Even just a few years after the war, it is interesting to hear the kinds of responses that readers had to Rilla of Ingleside.
Wednesday Nov. 23, 1921
I went to Oakwood where I gave readings to an audience of 1,300 boys and girls. I felt rather nervous for I had never read to boys before and did not know if I could appeal to them. I gave the story of Dog Monday from Rilla, arranged to form a continued reading and my audience seemed to like it very much. I autographed 91 books.
Friday Aug. 4, 1922
Four year ago today the world in which I spent my girlhood and young womanhood passed away forever in one sudden, overwhelming cataclysm. It seems impossible that it can be eight years. It seems as yesterday – it will always seem as yesterday – as the mountain always looks near though ever lengthening rules intervene. To me, those four years of agony seem an ever present thing. Yet in a letter I received the other day from a fifteen-year-old reader (who would of course be only seven when the war broke out) she told me how Rilla had made the years of the great war (which she only remembered dimly) “seems so real to her.” She belongs to a generation to which the Great War is only a name as well as all the other wards of the past.
Sunday, December 30, 1928
The Manse, Norval

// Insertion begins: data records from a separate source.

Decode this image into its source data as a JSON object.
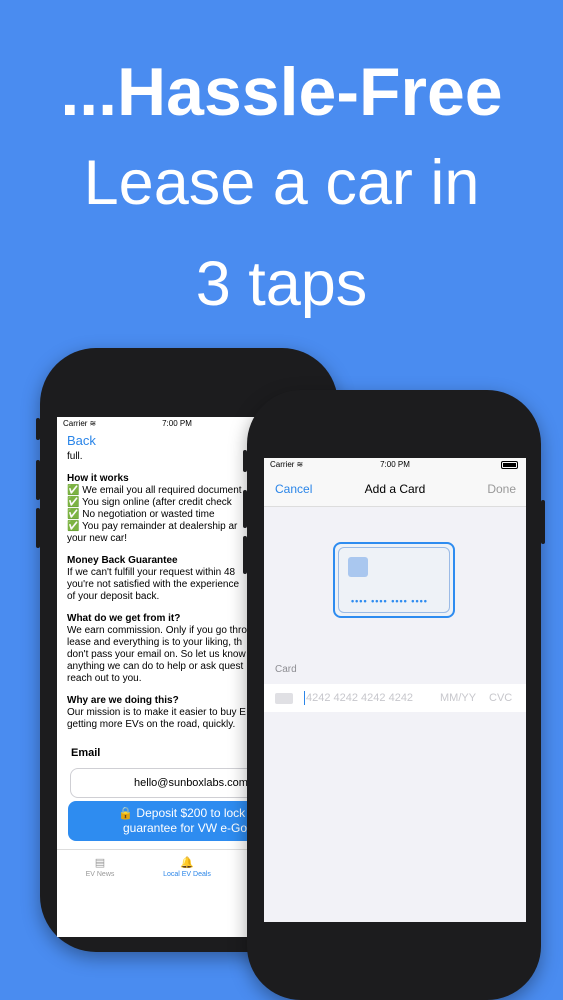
{
  "headline": {
    "line1": "...Hassle-Free",
    "line2": "Lease a car in",
    "line3": "3 taps"
  },
  "left_phone": {
    "status": {
      "carrier": "Carrier",
      "time": "7:00 PM"
    },
    "back_label": "Back",
    "content": {
      "intro_tail": "full.",
      "how_title": "How it works",
      "how_items": [
        "✅ We email you all required document",
        "✅ You sign online (after credit check",
        "✅ No negotiation or wasted time",
        "✅ You pay remainder at dealership ar",
        "your new car!"
      ],
      "guarantee_title": "Money Back Guarantee",
      "guarantee_lines": [
        " If we can't fulfill your request within 48",
        "you're not satisfied with the experience",
        "of your deposit back."
      ],
      "what_title": "What do we get from it?",
      "what_lines": [
        "We earn commission. Only if you go thro",
        "lease and everything is to your liking, th",
        "don't pass your email on. So let us know",
        "anything we can do to help or ask quest",
        "reach out to you."
      ],
      "why_title": "Why are we doing this?",
      "why_lines": [
        "Our mission is to make it easier to buy E",
        "getting more EVs on the road, quickly."
      ]
    },
    "email_label": "Email",
    "email_value": "hello@sunboxlabs.com",
    "deposit_line1": "🔒 Deposit $200 to lock in",
    "deposit_line2": "guarantee for VW e-Golf",
    "tabs": [
      {
        "label": "EV News",
        "icon": "newspaper-icon",
        "glyph": "▤"
      },
      {
        "label": "Local EV Deals",
        "icon": "bell-icon",
        "glyph": "🔔"
      }
    ]
  },
  "right_phone": {
    "status": {
      "carrier": "Carrier",
      "time": "7:00 PM"
    },
    "nav": {
      "cancel": "Cancel",
      "title": "Add a Card",
      "done": "Done"
    },
    "card_dots": "•••• •••• •••• ••••",
    "card_label": "Card",
    "card_number_placeholder": "4242 4242 4242 4242",
    "expiry_placeholder": "MM/YY",
    "cvc_placeholder": "CVC"
  },
  "colors": {
    "background": "#4a8cf0",
    "accent": "#2a85e8",
    "phone_body": "#1c1c1e"
  }
}
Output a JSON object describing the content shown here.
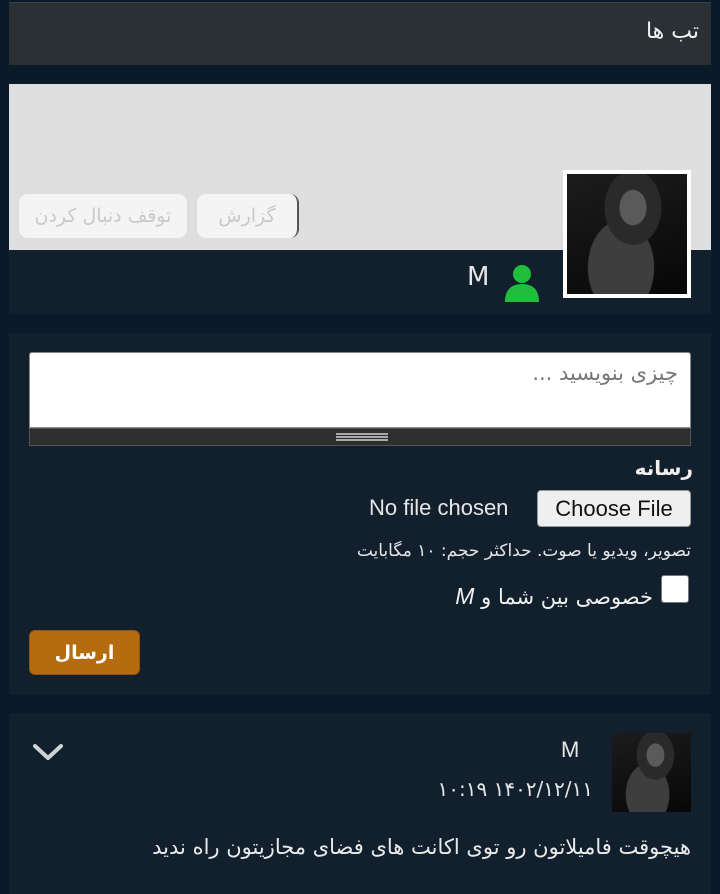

The other letter was from a fanatic ‘pacifist’ in New Zealand who calls Rilla of Ingleside a “beastly book” because it “glorifies war”. God rest her simple mind. Can’t the poor moron realize the difference between offensive and defensive war. I wrote Rilla not to “glorify war” but to glorify the courage and patriotism and self-sacrifice it evoked. War is a hellish thing and some day it may be done away with – though human nature being what it is that day if for distant. But universal peace may come and may be a good thing. But there will no longer be any great literature or great art. Either these things are given by the high gods as a compensation – or else they are growths that have to be fertilized with blood.
I ran out of reasons to avoid reading Rilla. And now I think that I might as well give up on the resistance that insisted that I not read further in the series.
Either to The Blythes are Quoted (because wasn’t she done with Anne) or the Anne prequel that Budge Wilson wrote (Before Green Gables).
And, who knows, maybe I will finally read A Tangled Web, which is the last LMM book I have yet to read.
But, first, I feel as though I should read Emily of New Moon again. After all, her author was so keen to tell us about her.
Have you been reading along with the #greengablesreadalong or have you read LMM’s Anne books previously?
Have you ever been reluctant to finish a series because you wanted to imagine it going on and on?